→ **TASK DETAILS**: Word for word, give the listing below again.

── STORED DATA ──

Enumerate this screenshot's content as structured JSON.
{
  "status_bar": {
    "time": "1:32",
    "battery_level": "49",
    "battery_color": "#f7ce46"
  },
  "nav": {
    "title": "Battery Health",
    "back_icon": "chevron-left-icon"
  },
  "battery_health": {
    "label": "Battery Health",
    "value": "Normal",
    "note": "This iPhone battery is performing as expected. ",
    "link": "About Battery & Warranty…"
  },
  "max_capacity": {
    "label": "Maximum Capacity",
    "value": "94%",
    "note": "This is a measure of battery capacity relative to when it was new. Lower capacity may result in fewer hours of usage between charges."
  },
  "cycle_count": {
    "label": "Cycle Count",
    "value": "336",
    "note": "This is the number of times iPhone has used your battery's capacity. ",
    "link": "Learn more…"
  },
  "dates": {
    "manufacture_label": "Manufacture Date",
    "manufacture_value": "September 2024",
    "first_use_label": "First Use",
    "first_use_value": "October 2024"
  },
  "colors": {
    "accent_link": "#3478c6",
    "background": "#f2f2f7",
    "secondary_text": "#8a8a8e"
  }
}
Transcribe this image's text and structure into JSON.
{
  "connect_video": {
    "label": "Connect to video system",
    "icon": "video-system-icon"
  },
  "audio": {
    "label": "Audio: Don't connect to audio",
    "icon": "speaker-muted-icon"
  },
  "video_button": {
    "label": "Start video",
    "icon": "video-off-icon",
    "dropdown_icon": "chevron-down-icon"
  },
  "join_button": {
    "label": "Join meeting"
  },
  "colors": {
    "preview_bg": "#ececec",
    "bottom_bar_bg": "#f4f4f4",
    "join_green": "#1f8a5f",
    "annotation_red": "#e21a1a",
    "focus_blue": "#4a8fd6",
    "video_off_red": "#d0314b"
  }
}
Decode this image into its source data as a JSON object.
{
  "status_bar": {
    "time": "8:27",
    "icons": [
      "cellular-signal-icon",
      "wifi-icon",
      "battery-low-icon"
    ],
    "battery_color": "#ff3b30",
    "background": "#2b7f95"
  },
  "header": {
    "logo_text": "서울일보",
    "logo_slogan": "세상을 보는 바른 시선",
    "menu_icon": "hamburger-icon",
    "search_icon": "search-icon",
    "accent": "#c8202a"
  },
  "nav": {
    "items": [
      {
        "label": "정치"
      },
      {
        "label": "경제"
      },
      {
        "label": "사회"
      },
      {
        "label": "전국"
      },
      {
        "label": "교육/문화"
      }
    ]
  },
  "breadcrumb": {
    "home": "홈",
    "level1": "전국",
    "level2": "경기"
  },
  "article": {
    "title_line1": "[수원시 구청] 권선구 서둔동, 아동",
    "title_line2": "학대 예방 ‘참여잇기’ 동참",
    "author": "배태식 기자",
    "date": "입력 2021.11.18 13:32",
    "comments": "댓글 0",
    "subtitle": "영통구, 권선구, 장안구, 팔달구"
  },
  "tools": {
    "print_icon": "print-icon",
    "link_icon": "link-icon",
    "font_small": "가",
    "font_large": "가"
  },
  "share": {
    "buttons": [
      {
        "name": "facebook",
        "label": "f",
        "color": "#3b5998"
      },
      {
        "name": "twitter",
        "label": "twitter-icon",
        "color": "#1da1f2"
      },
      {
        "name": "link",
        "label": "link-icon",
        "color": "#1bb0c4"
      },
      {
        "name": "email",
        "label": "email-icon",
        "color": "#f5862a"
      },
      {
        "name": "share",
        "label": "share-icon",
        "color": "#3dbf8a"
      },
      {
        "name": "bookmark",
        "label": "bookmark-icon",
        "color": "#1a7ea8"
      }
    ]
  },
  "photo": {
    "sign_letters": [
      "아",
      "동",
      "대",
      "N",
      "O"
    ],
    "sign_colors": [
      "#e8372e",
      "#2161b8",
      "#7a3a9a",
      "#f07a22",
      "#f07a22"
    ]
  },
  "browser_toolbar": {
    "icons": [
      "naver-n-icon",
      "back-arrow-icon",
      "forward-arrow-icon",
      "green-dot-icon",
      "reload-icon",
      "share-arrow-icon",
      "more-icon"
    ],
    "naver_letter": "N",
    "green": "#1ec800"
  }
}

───

→ **RESULT OF THIS TASK**:
Enumerate this screenshot's content as structured JSON.
{
  "status_bar": {
    "time": "1:32",
    "battery_level": "49",
    "battery_color": "#f7ce46"
  },
  "nav": {
    "title": "Battery Health",
    "back_icon": "chevron-left-icon"
  },
  "battery_health": {
    "label": "Battery Health",
    "value": "Normal",
    "note": "This iPhone battery is performing as expected. ",
    "link": "About Battery & Warranty…"
  },
  "max_capacity": {
    "label": "Maximum Capacity",
    "value": "94%",
    "note": "This is a measure of battery capacity relative to when it was new. Lower capacity may result in fewer hours of usage between charges."
  },
  "cycle_count": {
    "label": "Cycle Count",
    "value": "336",
    "note": "This is the number of times iPhone has used your battery's capacity. ",
    "link": "Learn more…"
  },
  "dates": {
    "manufacture_label": "Manufacture Date",
    "manufacture_value": "September 2024",
    "first_use_label": "First Use",
    "first_use_value": "October 2024"
  },
  "colors": {
    "accent_link": "#3478c6",
    "background": "#f2f2f7",
    "secondary_text": "#8a8a8e"
  }
}
Transcribe this image's text and structure into JSON.
{
  "connect_video": {
    "label": "Connect to video system",
    "icon": "video-system-icon"
  },
  "audio": {
    "label": "Audio: Don't connect to audio",
    "icon": "speaker-muted-icon"
  },
  "video_button": {
    "label": "Start video",
    "icon": "video-off-icon",
    "dropdown_icon": "chevron-down-icon"
  },
  "join_button": {
    "label": "Join meeting"
  },
  "colors": {
    "preview_bg": "#ececec",
    "bottom_bar_bg": "#f4f4f4",
    "join_green": "#1f8a5f",
    "annotation_red": "#e21a1a",
    "focus_blue": "#4a8fd6",
    "video_off_red": "#d0314b"
  }
}
Decode this image into its source data as a JSON object.
{
  "status_bar": {
    "time": "8:27",
    "icons": [
      "cellular-signal-icon",
      "wifi-icon",
      "battery-low-icon"
    ],
    "battery_color": "#ff3b30",
    "background": "#2b7f95"
  },
  "header": {
    "logo_text": "서울일보",
    "logo_slogan": "세상을 보는 바른 시선",
    "menu_icon": "hamburger-icon",
    "search_icon": "search-icon",
    "accent": "#c8202a"
  },
  "nav": {
    "items": [
      {
        "label": "정치"
      },
      {
        "label": "경제"
      },
      {
        "label": "사회"
      },
      {
        "label": "전국"
      },
      {
        "label": "교육/문화"
      }
    ]
  },
  "breadcrumb": {
    "home": "홈",
    "level1": "전국",
    "level2": "경기"
  },
  "article": {
    "title_line1": "[수원시 구청] 권선구 서둔동, 아동",
    "title_line2": "학대 예방 ‘참여잇기’ 동참",
    "author": "배태식 기자",
    "date": "입력 2021.11.18 13:32",
    "comments": "댓글 0",
    "subtitle": "영통구, 권선구, 장안구, 팔달구"
  },
  "tools": {
    "print_icon": "print-icon",
    "link_icon": "link-icon",
    "font_small": "가",
    "font_large": "가"
  },
  "share": {
    "buttons": [
      {
        "name": "facebook",
        "label": "f",
        "color": "#3b5998"
      },
      {
        "name": "twitter",
        "label": "twitter-icon",
        "color": "#1da1f2"
      },
      {
        "name": "link",
        "label": "link-icon",
        "color": "#1bb0c4"
      },
      {
        "name": "email",
        "label": "email-icon",
        "color": "#f5862a"
      },
      {
        "name": "share",
        "label": "share-icon",
        "color": "#3dbf8a"
      },
      {
        "name": "bookmark",
        "label": "bookmark-icon",
        "color": "#1a7ea8"
      }
    ]
  },
  "photo": {
    "sign_letters": [
      "아",
      "동",
      "대",
      "N",
      "O"
    ],
    "sign_colors": [
      "#e8372e",
      "#2161b8",
      "#7a3a9a",
      "#f07a22",
      "#f07a22"
    ]
  },
  "browser_toolbar": {
    "icons": [
      "naver-n-icon",
      "back-arrow-icon",
      "forward-arrow-icon",
      "green-dot-icon",
      "reload-icon",
      "share-arrow-icon",
      "more-icon"
    ],
    "naver_letter": "N",
    "green": "#1ec800"
  }
}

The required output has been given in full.